(Extracted data entries)

########################################

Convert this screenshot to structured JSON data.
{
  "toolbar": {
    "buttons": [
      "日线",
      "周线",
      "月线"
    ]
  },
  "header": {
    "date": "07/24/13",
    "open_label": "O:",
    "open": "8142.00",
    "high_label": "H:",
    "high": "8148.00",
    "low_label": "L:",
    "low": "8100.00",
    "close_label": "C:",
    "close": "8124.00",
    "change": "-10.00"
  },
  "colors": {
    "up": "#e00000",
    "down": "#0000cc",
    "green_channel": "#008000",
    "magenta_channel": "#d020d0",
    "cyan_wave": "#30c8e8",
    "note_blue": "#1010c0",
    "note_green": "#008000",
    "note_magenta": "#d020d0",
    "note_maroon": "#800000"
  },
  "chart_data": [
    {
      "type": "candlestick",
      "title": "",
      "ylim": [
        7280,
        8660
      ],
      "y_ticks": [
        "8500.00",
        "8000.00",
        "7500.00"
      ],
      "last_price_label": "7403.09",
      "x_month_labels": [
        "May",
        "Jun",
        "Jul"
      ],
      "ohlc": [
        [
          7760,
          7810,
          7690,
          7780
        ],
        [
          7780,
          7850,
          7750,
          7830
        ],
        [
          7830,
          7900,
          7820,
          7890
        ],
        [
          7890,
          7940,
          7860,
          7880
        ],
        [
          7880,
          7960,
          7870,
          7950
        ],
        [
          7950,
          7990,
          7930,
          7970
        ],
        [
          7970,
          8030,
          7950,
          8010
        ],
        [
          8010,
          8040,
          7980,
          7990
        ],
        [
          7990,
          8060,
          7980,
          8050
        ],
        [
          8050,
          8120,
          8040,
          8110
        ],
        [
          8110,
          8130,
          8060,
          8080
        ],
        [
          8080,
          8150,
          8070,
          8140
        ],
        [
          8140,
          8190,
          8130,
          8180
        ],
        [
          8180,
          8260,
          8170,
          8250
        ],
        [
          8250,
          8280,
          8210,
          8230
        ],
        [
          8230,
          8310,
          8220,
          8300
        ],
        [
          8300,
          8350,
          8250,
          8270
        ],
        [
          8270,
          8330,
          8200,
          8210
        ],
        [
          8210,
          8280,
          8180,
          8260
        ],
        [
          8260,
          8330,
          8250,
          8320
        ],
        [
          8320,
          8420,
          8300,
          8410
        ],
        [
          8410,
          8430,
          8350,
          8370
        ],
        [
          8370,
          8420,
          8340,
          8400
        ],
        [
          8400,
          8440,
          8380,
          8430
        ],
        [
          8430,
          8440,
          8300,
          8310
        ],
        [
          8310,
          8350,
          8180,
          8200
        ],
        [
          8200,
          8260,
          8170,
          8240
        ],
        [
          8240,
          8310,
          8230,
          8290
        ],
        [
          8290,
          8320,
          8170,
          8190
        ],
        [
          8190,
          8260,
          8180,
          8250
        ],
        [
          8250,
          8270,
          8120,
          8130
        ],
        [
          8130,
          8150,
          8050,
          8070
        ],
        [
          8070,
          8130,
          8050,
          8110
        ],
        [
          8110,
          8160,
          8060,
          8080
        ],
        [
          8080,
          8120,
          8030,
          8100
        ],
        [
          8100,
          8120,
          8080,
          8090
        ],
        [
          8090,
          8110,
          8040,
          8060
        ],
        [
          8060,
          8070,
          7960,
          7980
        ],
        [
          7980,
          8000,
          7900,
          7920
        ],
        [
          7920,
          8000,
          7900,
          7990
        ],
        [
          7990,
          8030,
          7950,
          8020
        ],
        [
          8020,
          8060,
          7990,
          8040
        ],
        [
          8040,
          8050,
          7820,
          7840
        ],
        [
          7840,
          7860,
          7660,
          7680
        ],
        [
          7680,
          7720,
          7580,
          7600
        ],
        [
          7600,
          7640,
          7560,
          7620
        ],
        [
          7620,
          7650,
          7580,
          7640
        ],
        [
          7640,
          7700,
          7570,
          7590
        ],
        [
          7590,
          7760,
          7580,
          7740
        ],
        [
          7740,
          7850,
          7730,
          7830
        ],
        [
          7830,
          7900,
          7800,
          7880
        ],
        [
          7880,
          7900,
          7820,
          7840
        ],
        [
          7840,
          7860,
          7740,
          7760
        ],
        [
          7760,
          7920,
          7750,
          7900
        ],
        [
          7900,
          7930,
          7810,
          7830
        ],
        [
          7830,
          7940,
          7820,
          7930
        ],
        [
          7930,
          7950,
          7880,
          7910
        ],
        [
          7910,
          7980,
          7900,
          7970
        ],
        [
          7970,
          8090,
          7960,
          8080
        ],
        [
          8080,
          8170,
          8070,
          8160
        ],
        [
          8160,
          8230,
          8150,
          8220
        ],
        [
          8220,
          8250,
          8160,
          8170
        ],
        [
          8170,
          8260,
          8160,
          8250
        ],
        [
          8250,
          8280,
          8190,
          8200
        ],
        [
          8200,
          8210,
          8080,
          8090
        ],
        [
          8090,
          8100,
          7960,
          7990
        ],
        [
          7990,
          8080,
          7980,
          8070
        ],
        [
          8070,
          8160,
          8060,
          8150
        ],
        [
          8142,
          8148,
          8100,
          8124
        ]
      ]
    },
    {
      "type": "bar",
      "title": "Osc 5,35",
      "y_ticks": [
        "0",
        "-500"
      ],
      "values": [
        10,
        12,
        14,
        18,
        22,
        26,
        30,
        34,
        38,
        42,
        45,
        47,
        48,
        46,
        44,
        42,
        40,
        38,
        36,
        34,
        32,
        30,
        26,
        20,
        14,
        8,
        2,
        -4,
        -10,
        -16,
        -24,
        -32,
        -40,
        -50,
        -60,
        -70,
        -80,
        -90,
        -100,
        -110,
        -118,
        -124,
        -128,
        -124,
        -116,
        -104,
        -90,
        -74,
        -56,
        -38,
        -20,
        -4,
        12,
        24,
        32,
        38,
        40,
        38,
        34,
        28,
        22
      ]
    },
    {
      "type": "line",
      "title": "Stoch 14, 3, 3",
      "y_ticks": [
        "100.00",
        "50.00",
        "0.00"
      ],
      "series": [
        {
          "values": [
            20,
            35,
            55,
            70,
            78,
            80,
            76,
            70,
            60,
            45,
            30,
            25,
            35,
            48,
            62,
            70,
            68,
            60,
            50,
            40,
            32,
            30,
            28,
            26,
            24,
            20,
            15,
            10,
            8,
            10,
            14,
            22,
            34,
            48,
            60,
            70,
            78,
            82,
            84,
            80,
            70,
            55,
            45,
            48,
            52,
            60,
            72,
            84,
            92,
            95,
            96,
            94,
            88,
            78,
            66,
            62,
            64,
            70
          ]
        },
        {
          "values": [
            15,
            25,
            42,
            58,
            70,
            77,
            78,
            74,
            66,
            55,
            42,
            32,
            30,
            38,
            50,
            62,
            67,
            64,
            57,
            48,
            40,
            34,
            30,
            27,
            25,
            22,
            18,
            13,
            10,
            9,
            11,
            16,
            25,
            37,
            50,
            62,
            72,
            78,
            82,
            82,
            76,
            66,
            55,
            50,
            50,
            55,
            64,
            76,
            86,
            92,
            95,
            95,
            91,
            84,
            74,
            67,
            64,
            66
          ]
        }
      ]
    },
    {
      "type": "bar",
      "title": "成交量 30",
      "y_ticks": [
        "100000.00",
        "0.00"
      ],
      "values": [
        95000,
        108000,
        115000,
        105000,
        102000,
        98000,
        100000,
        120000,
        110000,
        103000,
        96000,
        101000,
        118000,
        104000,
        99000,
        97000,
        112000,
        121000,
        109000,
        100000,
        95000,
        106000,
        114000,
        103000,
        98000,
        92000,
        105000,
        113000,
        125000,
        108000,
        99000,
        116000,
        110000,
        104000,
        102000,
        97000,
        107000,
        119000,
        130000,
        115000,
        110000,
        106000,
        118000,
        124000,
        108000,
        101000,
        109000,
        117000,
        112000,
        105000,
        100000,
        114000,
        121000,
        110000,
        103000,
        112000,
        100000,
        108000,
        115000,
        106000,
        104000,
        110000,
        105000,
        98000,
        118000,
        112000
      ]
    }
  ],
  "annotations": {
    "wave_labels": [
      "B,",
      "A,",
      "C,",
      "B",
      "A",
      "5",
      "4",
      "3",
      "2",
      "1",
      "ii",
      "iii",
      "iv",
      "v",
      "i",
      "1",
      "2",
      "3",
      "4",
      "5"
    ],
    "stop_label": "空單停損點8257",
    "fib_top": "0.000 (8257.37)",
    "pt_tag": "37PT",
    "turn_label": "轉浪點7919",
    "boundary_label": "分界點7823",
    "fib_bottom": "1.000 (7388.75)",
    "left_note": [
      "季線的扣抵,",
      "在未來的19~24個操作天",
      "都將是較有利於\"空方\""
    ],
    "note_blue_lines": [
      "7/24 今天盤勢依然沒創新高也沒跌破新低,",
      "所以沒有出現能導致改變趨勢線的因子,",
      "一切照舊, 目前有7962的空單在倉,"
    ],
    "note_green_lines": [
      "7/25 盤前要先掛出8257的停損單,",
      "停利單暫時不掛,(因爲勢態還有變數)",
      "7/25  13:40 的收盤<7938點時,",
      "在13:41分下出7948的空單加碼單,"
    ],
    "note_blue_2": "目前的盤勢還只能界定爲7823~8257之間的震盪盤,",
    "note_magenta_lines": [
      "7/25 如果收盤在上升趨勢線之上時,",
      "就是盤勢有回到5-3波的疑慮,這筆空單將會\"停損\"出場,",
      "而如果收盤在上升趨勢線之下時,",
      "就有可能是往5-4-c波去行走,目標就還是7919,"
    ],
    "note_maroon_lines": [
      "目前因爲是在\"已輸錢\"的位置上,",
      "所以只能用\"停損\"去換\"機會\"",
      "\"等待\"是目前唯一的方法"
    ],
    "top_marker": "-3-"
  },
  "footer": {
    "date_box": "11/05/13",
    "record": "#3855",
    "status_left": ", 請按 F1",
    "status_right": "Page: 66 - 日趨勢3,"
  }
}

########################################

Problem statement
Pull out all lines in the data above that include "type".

Response below
      "type": "candlestick",
      "type": "bar",
      "type": "line",
      "type": "bar",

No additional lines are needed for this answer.